What is SWOT? SWOT stands for:

  • Strengths (internal to the organization) – what the organization does well, core competencies, etc.
  • Weaknesses (internal to the organization) – what the organization does not do well.
  • Opportunities (external to the organization) – favorable trends in the industry
  • Threats (external to the organization) – unfavorable trends in the industry

Upon identifying the strengths, weaknesses, opportunities and threats, one can identify strategies for the organization that ideally address more than one SWOT item. ¬†For example, a strength in “low-cost manufacturing” and an opportunity of “increasing demand for low end electronics” may lead to a strategy of new product development for certain low end electronics items.

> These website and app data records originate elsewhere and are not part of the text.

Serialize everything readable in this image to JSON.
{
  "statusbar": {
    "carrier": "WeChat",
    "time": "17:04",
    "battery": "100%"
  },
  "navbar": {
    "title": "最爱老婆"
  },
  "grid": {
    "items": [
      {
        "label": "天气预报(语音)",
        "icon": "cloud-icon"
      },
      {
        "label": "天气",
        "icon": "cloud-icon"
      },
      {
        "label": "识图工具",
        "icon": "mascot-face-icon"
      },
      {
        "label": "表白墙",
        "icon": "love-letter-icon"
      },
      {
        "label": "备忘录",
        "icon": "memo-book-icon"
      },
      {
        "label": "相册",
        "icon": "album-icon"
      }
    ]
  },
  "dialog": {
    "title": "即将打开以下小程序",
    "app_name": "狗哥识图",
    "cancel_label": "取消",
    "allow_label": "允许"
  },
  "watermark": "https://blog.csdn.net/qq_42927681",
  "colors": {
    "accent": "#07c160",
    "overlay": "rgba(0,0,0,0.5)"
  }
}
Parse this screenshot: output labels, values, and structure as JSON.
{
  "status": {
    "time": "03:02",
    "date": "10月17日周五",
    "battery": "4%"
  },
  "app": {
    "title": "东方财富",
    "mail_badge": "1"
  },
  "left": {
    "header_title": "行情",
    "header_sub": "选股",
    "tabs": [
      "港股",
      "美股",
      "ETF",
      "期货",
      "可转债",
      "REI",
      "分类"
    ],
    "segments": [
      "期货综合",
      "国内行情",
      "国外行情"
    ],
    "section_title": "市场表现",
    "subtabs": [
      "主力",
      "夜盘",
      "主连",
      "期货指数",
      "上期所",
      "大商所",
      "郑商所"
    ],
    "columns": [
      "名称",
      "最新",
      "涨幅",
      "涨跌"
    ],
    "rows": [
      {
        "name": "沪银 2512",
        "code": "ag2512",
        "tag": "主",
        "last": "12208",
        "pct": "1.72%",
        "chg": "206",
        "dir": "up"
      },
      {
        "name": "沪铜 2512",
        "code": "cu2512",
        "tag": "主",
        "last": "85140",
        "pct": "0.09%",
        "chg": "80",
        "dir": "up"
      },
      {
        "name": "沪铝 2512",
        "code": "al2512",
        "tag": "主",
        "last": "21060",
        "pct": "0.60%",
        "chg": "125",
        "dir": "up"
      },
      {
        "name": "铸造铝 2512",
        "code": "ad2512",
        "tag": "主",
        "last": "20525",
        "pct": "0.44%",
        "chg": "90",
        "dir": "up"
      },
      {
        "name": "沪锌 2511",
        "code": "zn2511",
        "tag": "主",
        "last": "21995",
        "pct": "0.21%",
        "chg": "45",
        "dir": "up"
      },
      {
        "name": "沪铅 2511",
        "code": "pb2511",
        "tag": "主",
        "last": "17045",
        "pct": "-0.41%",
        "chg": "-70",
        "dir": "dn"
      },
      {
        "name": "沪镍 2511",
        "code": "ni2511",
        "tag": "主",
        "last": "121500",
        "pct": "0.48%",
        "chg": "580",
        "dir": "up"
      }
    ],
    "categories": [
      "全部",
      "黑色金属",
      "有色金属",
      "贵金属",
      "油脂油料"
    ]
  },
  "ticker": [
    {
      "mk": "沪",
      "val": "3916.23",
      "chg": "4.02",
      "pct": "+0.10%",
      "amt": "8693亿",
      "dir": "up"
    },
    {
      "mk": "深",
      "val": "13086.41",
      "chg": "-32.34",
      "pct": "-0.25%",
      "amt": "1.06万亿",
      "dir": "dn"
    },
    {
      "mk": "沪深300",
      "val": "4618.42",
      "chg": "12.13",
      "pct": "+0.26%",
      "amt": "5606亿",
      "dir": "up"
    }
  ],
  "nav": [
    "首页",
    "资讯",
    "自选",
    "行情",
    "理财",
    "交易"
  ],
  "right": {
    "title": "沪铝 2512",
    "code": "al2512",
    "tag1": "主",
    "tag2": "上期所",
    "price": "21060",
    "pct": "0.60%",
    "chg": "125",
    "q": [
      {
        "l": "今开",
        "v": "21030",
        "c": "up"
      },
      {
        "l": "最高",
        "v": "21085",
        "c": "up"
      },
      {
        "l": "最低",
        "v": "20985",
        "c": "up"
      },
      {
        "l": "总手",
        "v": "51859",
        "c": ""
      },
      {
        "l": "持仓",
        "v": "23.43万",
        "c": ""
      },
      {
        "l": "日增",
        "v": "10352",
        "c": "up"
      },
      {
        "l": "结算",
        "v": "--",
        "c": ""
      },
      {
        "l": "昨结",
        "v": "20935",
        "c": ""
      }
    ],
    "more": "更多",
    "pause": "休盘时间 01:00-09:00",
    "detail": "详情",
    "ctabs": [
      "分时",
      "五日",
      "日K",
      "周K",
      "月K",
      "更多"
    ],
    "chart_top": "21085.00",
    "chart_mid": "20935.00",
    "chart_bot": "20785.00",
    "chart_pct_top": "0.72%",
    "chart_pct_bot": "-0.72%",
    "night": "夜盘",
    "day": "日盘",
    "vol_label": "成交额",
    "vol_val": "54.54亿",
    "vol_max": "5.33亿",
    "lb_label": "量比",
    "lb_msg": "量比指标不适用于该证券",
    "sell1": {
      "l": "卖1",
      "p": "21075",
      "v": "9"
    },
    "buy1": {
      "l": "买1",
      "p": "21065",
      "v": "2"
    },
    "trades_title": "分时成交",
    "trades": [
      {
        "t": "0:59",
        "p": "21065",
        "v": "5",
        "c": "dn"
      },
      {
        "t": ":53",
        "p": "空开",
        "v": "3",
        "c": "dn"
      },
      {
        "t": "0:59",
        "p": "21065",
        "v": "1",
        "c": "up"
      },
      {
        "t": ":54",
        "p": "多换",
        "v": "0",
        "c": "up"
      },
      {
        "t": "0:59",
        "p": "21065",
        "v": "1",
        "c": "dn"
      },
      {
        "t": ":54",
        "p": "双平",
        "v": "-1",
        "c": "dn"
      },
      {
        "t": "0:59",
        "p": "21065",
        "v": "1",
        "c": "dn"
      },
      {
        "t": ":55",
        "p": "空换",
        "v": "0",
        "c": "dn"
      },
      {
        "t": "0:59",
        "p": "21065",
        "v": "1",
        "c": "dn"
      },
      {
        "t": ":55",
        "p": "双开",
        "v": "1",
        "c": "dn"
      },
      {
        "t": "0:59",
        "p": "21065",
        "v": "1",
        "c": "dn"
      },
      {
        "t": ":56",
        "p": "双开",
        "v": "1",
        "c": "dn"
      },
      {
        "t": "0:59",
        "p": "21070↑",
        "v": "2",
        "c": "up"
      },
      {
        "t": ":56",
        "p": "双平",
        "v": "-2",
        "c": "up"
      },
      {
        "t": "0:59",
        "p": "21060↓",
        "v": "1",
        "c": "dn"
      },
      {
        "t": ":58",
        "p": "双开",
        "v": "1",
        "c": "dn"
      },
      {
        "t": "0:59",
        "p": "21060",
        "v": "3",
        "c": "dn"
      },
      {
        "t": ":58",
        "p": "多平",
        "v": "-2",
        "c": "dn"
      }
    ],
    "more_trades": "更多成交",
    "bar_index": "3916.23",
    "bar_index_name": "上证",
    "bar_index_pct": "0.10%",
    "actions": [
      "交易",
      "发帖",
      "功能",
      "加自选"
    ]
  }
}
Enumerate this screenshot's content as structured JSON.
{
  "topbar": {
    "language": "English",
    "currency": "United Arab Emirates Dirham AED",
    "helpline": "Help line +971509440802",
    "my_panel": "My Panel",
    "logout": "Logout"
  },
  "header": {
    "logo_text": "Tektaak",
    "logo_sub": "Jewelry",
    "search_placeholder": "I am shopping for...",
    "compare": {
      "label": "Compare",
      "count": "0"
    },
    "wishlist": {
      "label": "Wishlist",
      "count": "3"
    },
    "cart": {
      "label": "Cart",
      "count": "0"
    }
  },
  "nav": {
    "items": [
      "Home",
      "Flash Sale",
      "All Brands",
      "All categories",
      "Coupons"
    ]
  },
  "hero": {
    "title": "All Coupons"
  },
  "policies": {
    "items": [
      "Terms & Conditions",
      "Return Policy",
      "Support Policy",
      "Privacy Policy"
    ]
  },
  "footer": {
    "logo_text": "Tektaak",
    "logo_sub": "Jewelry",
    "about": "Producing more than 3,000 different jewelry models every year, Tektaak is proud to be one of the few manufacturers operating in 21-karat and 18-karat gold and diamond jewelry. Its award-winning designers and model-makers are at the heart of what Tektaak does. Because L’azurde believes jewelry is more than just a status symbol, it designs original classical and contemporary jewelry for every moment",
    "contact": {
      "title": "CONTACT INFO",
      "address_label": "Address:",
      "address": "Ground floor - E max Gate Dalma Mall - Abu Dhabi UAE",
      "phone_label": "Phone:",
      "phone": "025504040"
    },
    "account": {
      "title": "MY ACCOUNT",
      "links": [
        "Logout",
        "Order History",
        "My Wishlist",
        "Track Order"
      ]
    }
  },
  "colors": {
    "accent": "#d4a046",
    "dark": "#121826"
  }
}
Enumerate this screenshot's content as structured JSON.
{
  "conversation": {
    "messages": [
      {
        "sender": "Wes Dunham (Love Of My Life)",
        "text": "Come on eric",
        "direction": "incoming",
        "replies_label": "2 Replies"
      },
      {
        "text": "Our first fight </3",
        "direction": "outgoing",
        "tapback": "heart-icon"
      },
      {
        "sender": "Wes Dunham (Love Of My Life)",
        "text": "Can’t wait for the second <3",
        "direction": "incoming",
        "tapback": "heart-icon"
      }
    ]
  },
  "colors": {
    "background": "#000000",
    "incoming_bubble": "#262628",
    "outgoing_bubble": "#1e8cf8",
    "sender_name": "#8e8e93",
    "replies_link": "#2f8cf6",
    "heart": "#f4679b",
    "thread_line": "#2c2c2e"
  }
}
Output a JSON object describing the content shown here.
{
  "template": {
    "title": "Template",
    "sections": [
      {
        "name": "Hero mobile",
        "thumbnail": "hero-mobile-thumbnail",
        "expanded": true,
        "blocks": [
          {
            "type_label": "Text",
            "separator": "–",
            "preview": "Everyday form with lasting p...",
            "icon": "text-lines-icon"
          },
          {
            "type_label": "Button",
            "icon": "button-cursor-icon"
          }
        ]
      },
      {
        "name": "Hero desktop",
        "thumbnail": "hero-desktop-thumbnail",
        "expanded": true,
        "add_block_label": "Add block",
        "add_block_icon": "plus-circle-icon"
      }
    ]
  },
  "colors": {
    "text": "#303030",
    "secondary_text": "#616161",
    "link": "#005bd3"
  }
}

The first page of the powerpoint template is the SWOT diagram which can easily be populated for your organization. The second page is to document the business strategies identified through the SWOT analysis, grouped according to which two SWOT components are being addressed.